**What is expected:** Copy the records that follow exactly as written, but not their pictures.

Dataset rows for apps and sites
------------------------

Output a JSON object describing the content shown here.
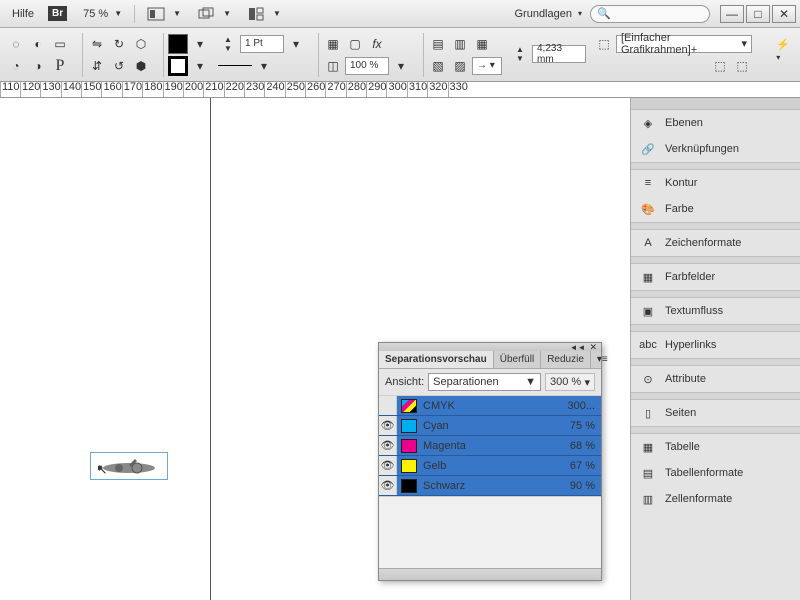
{
  "topbar": {
    "help": "Hilfe",
    "br": "Br",
    "zoom": "75 %",
    "basics": "Grundlagen"
  },
  "ctlbar": {
    "stroke_weight": "1 Pt",
    "opacity": "100 %",
    "frame_w": "4,233 mm",
    "frame_type": "[Einfacher Grafikrahmen]+"
  },
  "ruler": [
    "110",
    "120",
    "130",
    "140",
    "150",
    "160",
    "170",
    "180",
    "190",
    "200",
    "210",
    "220",
    "230",
    "240",
    "250",
    "260",
    "270",
    "280",
    "290",
    "300",
    "310",
    "320",
    "330"
  ],
  "sidepanel": {
    "items": [
      {
        "icon": "layers",
        "label": "Ebenen"
      },
      {
        "icon": "links",
        "label": "Verknüpfungen"
      },
      {
        "sep": true
      },
      {
        "icon": "stroke",
        "label": "Kontur"
      },
      {
        "icon": "color",
        "label": "Farbe"
      },
      {
        "sep": true
      },
      {
        "icon": "charstyle",
        "label": "Zeichenformate"
      },
      {
        "sep": true
      },
      {
        "icon": "swatches",
        "label": "Farbfelder"
      },
      {
        "sep": true
      },
      {
        "icon": "textwrap",
        "label": "Textumfluss"
      },
      {
        "sep": true
      },
      {
        "icon": "hyperlinks",
        "label": "Hyperlinks"
      },
      {
        "sep": true
      },
      {
        "icon": "attributes",
        "label": "Attribute"
      },
      {
        "sep": true
      },
      {
        "icon": "pages",
        "label": "Seiten"
      },
      {
        "sep": true
      },
      {
        "icon": "table",
        "label": "Tabelle"
      },
      {
        "icon": "tablefmt",
        "label": "Tabellenformate"
      },
      {
        "icon": "cellfmt",
        "label": "Zellenformate"
      }
    ]
  },
  "floatpanel": {
    "tabs": [
      "Separationsvorschau",
      "Überfüll",
      "Reduzie"
    ],
    "view_label": "Ansicht:",
    "view_value": "Separationen",
    "zoom": "300 %",
    "inks": [
      {
        "name": "CMYK",
        "val": "300...",
        "eye": false,
        "chip": "cmyk"
      },
      {
        "name": "Cyan",
        "val": "75 %",
        "eye": true,
        "chip": "#00aeef"
      },
      {
        "name": "Magenta",
        "val": "68 %",
        "eye": true,
        "chip": "#ec008c"
      },
      {
        "name": "Gelb",
        "val": "67 %",
        "eye": true,
        "chip": "#fff200"
      },
      {
        "name": "Schwarz",
        "val": "90 %",
        "eye": true,
        "chip": "#000000"
      }
    ]
  }
}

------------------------

**Expected output:**
Output a JSON object describing the content shown here.
{
  "topbar": {
    "help": "Hilfe",
    "br": "Br",
    "zoom": "75 %",
    "basics": "Grundlagen"
  },
  "ctlbar": {
    "stroke_weight": "1 Pt",
    "opacity": "100 %",
    "frame_w": "4,233 mm",
    "frame_type": "[Einfacher Grafikrahmen]+"
  },
  "ruler": [
    "110",
    "120",
    "130",
    "140",
    "150",
    "160",
    "170",
    "180",
    "190",
    "200",
    "210",
    "220",
    "230",
    "240",
    "250",
    "260",
    "270",
    "280",
    "290",
    "300",
    "310",
    "320",
    "330"
  ],
  "sidepanel": {
    "items": [
      {
        "icon": "layers",
        "label": "Ebenen"
      },
      {
        "icon": "links",
        "label": "Verknüpfungen"
      },
      {
        "sep": true
      },
      {
        "icon": "stroke",
        "label": "Kontur"
      },
      {
        "icon": "color",
        "label": "Farbe"
      },
      {
        "sep": true
      },
      {
        "icon": "charstyle",
        "label": "Zeichenformate"
      },
      {
        "sep": true
      },
      {
        "icon": "swatches",
        "label": "Farbfelder"
      },
      {
        "sep": true
      },
      {
        "icon": "textwrap",
        "label": "Textumfluss"
      },
      {
        "sep": true
      },
      {
        "icon": "hyperlinks",
        "label": "Hyperlinks"
      },
      {
        "sep": true
      },
      {
        "icon": "attributes",
        "label": "Attribute"
      },
      {
        "sep": true
      },
      {
        "icon": "pages",
        "label": "Seiten"
      },
      {
        "sep": true
      },
      {
        "icon": "table",
        "label": "Tabelle"
      },
      {
        "icon": "tablefmt",
        "label": "Tabellenformate"
      },
      {
        "icon": "cellfmt",
        "label": "Zellenformate"
      }
    ]
  },
  "floatpanel": {
    "tabs": [
      "Separationsvorschau",
      "Überfüll",
      "Reduzie"
    ],
    "view_label": "Ansicht:",
    "view_value": "Separationen",
    "zoom": "300 %",
    "inks": [
      {
        "name": "CMYK",
        "val": "300...",
        "eye": false,
        "chip": "cmyk"
      },
      {
        "name": "Cyan",
        "val": "75 %",
        "eye": true,
        "chip": "#00aeef"
      },
      {
        "name": "Magenta",
        "val": "68 %",
        "eye": true,
        "chip": "#ec008c"
      },
      {
        "name": "Gelb",
        "val": "67 %",
        "eye": true,
        "chip": "#fff200"
      },
      {
        "name": "Schwarz",
        "val": "90 %",
        "eye": true,
        "chip": "#000000"
      }
    ]
  }
}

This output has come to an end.